• Work request
In full and without change, retype the records.

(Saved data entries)
-- Opening Marker --

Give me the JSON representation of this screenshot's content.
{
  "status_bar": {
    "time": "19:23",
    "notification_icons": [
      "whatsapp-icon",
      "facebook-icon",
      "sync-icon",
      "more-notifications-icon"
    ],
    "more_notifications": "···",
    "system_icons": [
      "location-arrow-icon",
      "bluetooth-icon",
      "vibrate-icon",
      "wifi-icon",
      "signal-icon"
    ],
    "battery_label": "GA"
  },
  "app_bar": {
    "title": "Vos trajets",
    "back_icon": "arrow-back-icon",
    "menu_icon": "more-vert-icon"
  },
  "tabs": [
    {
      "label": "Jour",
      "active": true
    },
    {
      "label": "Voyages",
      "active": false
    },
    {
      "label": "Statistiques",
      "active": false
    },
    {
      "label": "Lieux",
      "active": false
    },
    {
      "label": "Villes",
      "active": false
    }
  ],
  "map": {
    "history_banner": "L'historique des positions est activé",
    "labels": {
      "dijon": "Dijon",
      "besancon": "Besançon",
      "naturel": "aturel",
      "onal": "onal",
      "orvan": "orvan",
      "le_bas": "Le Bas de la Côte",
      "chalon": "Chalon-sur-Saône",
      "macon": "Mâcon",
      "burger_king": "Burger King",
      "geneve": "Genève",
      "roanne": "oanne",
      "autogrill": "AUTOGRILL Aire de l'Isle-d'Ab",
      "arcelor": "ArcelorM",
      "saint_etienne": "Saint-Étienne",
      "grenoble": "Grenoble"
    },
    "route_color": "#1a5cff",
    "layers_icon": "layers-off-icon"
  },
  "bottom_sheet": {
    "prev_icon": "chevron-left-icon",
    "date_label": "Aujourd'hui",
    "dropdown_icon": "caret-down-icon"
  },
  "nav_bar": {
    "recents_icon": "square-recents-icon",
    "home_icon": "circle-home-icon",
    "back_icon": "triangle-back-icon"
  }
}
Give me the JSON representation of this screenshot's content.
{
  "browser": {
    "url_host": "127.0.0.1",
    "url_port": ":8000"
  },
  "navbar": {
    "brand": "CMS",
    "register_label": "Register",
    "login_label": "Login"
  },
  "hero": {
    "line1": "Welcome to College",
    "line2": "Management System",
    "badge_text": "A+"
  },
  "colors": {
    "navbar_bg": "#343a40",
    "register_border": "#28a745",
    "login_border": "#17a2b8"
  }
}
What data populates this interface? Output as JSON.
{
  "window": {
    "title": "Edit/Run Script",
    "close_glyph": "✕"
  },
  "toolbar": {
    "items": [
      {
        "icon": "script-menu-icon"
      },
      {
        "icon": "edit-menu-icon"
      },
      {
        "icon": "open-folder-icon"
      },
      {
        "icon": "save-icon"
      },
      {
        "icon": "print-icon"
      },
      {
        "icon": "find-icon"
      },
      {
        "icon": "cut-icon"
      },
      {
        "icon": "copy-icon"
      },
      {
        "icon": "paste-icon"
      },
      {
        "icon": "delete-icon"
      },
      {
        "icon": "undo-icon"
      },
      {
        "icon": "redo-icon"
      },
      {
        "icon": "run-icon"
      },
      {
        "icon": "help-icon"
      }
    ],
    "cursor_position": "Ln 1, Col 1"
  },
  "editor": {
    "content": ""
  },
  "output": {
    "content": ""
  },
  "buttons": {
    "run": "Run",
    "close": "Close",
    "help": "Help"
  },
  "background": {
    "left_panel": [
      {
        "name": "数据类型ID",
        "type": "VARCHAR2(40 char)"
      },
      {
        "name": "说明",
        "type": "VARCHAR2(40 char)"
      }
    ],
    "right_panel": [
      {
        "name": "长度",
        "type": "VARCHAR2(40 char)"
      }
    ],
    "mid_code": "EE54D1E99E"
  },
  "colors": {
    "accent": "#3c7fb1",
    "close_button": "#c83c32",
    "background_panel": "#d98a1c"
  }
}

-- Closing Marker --

• Result of this task
Give me the JSON representation of this screenshot's content.
{
  "status_bar": {
    "time": "19:23",
    "notification_icons": [
      "whatsapp-icon",
      "facebook-icon",
      "sync-icon",
      "more-notifications-icon"
    ],
    "more_notifications": "···",
    "system_icons": [
      "location-arrow-icon",
      "bluetooth-icon",
      "vibrate-icon",
      "wifi-icon",
      "signal-icon"
    ],
    "battery_label": "GA"
  },
  "app_bar": {
    "title": "Vos trajets",
    "back_icon": "arrow-back-icon",
    "menu_icon": "more-vert-icon"
  },
  "tabs": [
    {
      "label": "Jour",
      "active": true
    },
    {
      "label": "Voyages",
      "active": false
    },
    {
      "label": "Statistiques",
      "active": false
    },
    {
      "label": "Lieux",
      "active": false
    },
    {
      "label": "Villes",
      "active": false
    }
  ],
  "map": {
    "history_banner": "L'historique des positions est activé",
    "labels": {
      "dijon": "Dijon",
      "besancon": "Besançon",
      "naturel": "aturel",
      "onal": "onal",
      "orvan": "orvan",
      "le_bas": "Le Bas de la Côte",
      "chalon": "Chalon-sur-Saône",
      "macon": "Mâcon",
      "burger_king": "Burger King",
      "geneve": "Genève",
      "roanne": "oanne",
      "autogrill": "AUTOGRILL Aire de l'Isle-d'Ab",
      "arcelor": "ArcelorM",
      "saint_etienne": "Saint-Étienne",
      "grenoble": "Grenoble"
    },
    "route_color": "#1a5cff",
    "layers_icon": "layers-off-icon"
  },
  "bottom_sheet": {
    "prev_icon": "chevron-left-icon",
    "date_label": "Aujourd'hui",
    "dropdown_icon": "caret-down-icon"
  },
  "nav_bar": {
    "recents_icon": "square-recents-icon",
    "home_icon": "circle-home-icon",
    "back_icon": "triangle-back-icon"
  }
}
Give me the JSON representation of this screenshot's content.
{
  "browser": {
    "url_host": "127.0.0.1",
    "url_port": ":8000"
  },
  "navbar": {
    "brand": "CMS",
    "register_label": "Register",
    "login_label": "Login"
  },
  "hero": {
    "line1": "Welcome to College",
    "line2": "Management System",
    "badge_text": "A+"
  },
  "colors": {
    "navbar_bg": "#343a40",
    "register_border": "#28a745",
    "login_border": "#17a2b8"
  }
}
What data populates this interface? Output as JSON.
{
  "window": {
    "title": "Edit/Run Script",
    "close_glyph": "✕"
  },
  "toolbar": {
    "items": [
      {
        "icon": "script-menu-icon"
      },
      {
        "icon": "edit-menu-icon"
      },
      {
        "icon": "open-folder-icon"
      },
      {
        "icon": "save-icon"
      },
      {
        "icon": "print-icon"
      },
      {
        "icon": "find-icon"
      },
      {
        "icon": "cut-icon"
      },
      {
        "icon": "copy-icon"
      },
      {
        "icon": "paste-icon"
      },
      {
        "icon": "delete-icon"
      },
      {
        "icon": "undo-icon"
      },
      {
        "icon": "redo-icon"
      },
      {
        "icon": "run-icon"
      },
      {
        "icon": "help-icon"
      }
    ],
    "cursor_position": "Ln 1, Col 1"
  },
  "editor": {
    "content": ""
  },
  "output": {
    "content": ""
  },
  "buttons": {
    "run": "Run",
    "close": "Close",
    "help": "Help"
  },
  "background": {
    "left_panel": [
      {
        "name": "数据类型ID",
        "type": "VARCHAR2(40 char)"
      },
      {
        "name": "说明",
        "type": "VARCHAR2(40 char)"
      }
    ],
    "right_panel": [
      {
        "name": "长度",
        "type": "VARCHAR2(40 char)"
      }
    ],
    "mid_code": "EE54D1E99E"
  },
  "colors": {
    "accent": "#3c7fb1",
    "close_button": "#c83c32",
    "background_panel": "#d98a1c"
  }
}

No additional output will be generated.